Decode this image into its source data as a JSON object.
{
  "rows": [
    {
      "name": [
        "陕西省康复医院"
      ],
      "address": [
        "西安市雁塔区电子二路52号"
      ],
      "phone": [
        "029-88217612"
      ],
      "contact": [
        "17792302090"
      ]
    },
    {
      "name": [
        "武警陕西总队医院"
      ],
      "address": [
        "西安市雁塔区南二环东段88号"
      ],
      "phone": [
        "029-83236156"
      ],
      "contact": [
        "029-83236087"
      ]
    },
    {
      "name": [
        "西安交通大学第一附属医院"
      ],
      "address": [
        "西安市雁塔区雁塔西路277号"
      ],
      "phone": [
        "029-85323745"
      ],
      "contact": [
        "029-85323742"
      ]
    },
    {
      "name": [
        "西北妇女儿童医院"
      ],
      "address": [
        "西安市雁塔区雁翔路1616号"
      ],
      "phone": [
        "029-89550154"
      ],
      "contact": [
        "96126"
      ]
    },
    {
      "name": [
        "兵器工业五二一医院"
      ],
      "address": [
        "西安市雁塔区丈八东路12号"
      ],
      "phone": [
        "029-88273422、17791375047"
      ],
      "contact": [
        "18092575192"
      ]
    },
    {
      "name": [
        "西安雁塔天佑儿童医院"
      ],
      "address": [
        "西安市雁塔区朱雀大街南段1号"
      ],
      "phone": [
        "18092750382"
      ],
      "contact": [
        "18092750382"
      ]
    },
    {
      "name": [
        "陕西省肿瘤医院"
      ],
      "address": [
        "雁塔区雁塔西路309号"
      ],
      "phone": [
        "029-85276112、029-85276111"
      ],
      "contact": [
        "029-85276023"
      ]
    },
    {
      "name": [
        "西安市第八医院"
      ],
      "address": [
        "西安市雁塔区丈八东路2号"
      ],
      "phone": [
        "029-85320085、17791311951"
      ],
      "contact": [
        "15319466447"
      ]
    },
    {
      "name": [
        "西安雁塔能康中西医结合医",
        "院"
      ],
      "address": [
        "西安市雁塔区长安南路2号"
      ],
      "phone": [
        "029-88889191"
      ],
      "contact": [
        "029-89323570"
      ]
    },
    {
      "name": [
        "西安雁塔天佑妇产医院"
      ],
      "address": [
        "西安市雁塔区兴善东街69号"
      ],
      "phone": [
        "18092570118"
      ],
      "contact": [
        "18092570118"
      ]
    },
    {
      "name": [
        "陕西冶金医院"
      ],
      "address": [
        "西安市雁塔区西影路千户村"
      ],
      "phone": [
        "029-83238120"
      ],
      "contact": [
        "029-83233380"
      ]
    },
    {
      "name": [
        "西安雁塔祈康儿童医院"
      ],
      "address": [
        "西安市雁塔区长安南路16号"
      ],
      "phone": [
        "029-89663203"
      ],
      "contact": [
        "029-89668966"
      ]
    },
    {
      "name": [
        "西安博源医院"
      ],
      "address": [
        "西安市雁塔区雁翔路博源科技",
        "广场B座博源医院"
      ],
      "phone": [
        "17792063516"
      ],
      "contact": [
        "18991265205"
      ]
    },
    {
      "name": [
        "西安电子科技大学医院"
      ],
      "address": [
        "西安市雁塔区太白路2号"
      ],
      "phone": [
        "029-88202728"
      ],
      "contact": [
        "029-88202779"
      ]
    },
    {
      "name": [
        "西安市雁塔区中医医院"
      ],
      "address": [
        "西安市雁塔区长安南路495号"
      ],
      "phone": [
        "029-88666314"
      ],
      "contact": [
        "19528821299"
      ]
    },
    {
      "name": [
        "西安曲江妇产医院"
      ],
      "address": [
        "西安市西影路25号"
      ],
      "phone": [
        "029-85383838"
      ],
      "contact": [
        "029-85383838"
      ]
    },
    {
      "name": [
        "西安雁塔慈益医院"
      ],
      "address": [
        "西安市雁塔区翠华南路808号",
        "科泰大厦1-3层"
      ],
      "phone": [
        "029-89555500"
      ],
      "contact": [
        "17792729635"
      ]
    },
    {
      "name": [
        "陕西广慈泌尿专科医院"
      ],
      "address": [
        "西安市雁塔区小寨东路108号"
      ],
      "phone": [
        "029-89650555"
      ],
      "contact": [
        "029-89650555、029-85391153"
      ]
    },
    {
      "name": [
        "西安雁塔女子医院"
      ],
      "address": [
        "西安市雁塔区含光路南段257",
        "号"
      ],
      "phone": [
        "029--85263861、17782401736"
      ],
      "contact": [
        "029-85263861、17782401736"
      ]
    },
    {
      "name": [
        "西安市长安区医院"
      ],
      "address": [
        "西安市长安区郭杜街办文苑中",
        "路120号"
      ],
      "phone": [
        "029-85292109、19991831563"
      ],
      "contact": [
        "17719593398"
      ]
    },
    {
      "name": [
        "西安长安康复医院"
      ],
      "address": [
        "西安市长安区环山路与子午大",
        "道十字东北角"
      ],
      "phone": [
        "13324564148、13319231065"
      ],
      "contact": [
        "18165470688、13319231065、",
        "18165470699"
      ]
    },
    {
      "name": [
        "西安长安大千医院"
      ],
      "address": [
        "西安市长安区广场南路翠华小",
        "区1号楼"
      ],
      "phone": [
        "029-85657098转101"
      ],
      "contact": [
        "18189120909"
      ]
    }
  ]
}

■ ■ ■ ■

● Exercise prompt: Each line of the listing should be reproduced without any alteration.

● Exercise output:
Decode this image into its source data as a JSON object.
{
  "rows": [
    {
      "name": [
        "陕西省康复医院"
      ],
      "address": [
        "西安市雁塔区电子二路52号"
      ],
      "phone": [
        "029-88217612"
      ],
      "contact": [
        "17792302090"
      ]
    },
    {
      "name": [
        "武警陕西总队医院"
      ],
      "address": [
        "西安市雁塔区南二环东段88号"
      ],
      "phone": [
        "029-83236156"
      ],
      "contact": [
        "029-83236087"
      ]
    },
    {
      "name": [
        "西安交通大学第一附属医院"
      ],
      "address": [
        "西安市雁塔区雁塔西路277号"
      ],
      "phone": [
        "029-85323745"
      ],
      "contact": [
        "029-85323742"
      ]
    },
    {
      "name": [
        "西北妇女儿童医院"
      ],
      "address": [
        "西安市雁塔区雁翔路1616号"
      ],
      "phone": [
        "029-89550154"
      ],
      "contact": [
        "96126"
      ]
    },
    {
      "name": [
        "兵器工业五二一医院"
      ],
      "address": [
        "西安市雁塔区丈八东路12号"
      ],
      "phone": [
        "029-88273422、17791375047"
      ],
      "contact": [
        "18092575192"
      ]
    },
    {
      "name": [
        "西安雁塔天佑儿童医院"
      ],
      "address": [
        "西安市雁塔区朱雀大街南段1号"
      ],
      "phone": [
        "18092750382"
      ],
      "contact": [
        "18092750382"
      ]
    },
    {
      "name": [
        "陕西省肿瘤医院"
      ],
      "address": [
        "雁塔区雁塔西路309号"
      ],
      "phone": [
        "029-85276112、029-85276111"
      ],
      "contact": [
        "029-85276023"
      ]
    },
    {
      "name": [
        "西安市第八医院"
      ],
      "address": [
        "西安市雁塔区丈八东路2号"
      ],
      "phone": [
        "029-85320085、17791311951"
      ],
      "contact": [
        "15319466447"
      ]
    },
    {
      "name": [
        "西安雁塔能康中西医结合医",
        "院"
      ],
      "address": [
        "西安市雁塔区长安南路2号"
      ],
      "phone": [
        "029-88889191"
      ],
      "contact": [
        "029-89323570"
      ]
    },
    {
      "name": [
        "西安雁塔天佑妇产医院"
      ],
      "address": [
        "西安市雁塔区兴善东街69号"
      ],
      "phone": [
        "18092570118"
      ],
      "contact": [
        "18092570118"
      ]
    },
    {
      "name": [
        "陕西冶金医院"
      ],
      "address": [
        "西安市雁塔区西影路千户村"
      ],
      "phone": [
        "029-83238120"
      ],
      "contact": [
        "029-83233380"
      ]
    },
    {
      "name": [
        "西安雁塔祈康儿童医院"
      ],
      "address": [
        "西安市雁塔区长安南路16号"
      ],
      "phone": [
        "029-89663203"
      ],
      "contact": [
        "029-89668966"
      ]
    },
    {
      "name": [
        "西安博源医院"
      ],
      "address": [
        "西安市雁塔区雁翔路博源科技",
        "广场B座博源医院"
      ],
      "phone": [
        "17792063516"
      ],
      "contact": [
        "18991265205"
      ]
    },
    {
      "name": [
        "西安电子科技大学医院"
      ],
      "address": [
        "西安市雁塔区太白路2号"
      ],
      "phone": [
        "029-88202728"
      ],
      "contact": [
        "029-88202779"
      ]
    },
    {
      "name": [
        "西安市雁塔区中医医院"
      ],
      "address": [
        "西安市雁塔区长安南路495号"
      ],
      "phone": [
        "029-88666314"
      ],
      "contact": [
        "19528821299"
      ]
    },
    {
      "name": [
        "西安曲江妇产医院"
      ],
      "address": [
        "西安市西影路25号"
      ],
      "phone": [
        "029-85383838"
      ],
      "contact": [
        "029-85383838"
      ]
    },
    {
      "name": [
        "西安雁塔慈益医院"
      ],
      "address": [
        "西安市雁塔区翠华南路808号",
        "科泰大厦1-3层"
      ],
      "phone": [
        "029-89555500"
      ],
      "contact": [
        "17792729635"
      ]
    },
    {
      "name": [
        "陕西广慈泌尿专科医院"
      ],
      "address": [
        "西安市雁塔区小寨东路108号"
      ],
      "phone": [
        "029-89650555"
      ],
      "contact": [
        "029-89650555、029-85391153"
      ]
    },
    {
      "name": [
        "西安雁塔女子医院"
      ],
      "address": [
        "西安市雁塔区含光路南段257",
        "号"
      ],
      "phone": [
        "029--85263861、17782401736"
      ],
      "contact": [
        "029-85263861、17782401736"
      ]
    },
    {
      "name": [
        "西安市长安区医院"
      ],
      "address": [
        "西安市长安区郭杜街办文苑中",
        "路120号"
      ],
      "phone": [
        "029-85292109、19991831563"
      ],
      "contact": [
        "17719593398"
      ]
    },
    {
      "name": [
        "西安长安康复医院"
      ],
      "address": [
        "西安市长安区环山路与子午大",
        "道十字东北角"
      ],
      "phone": [
        "13324564148、13319231065"
      ],
      "contact": [
        "18165470688、13319231065、",
        "18165470699"
      ]
    },
    {
      "name": [
        "西安长安大千医院"
      ],
      "address": [
        "西安市长安区广场南路翠华小",
        "区1号楼"
      ],
      "phone": [
        "029-85657098转101"
      ],
      "contact": [
        "18189120909"
      ]
    }
  ]
}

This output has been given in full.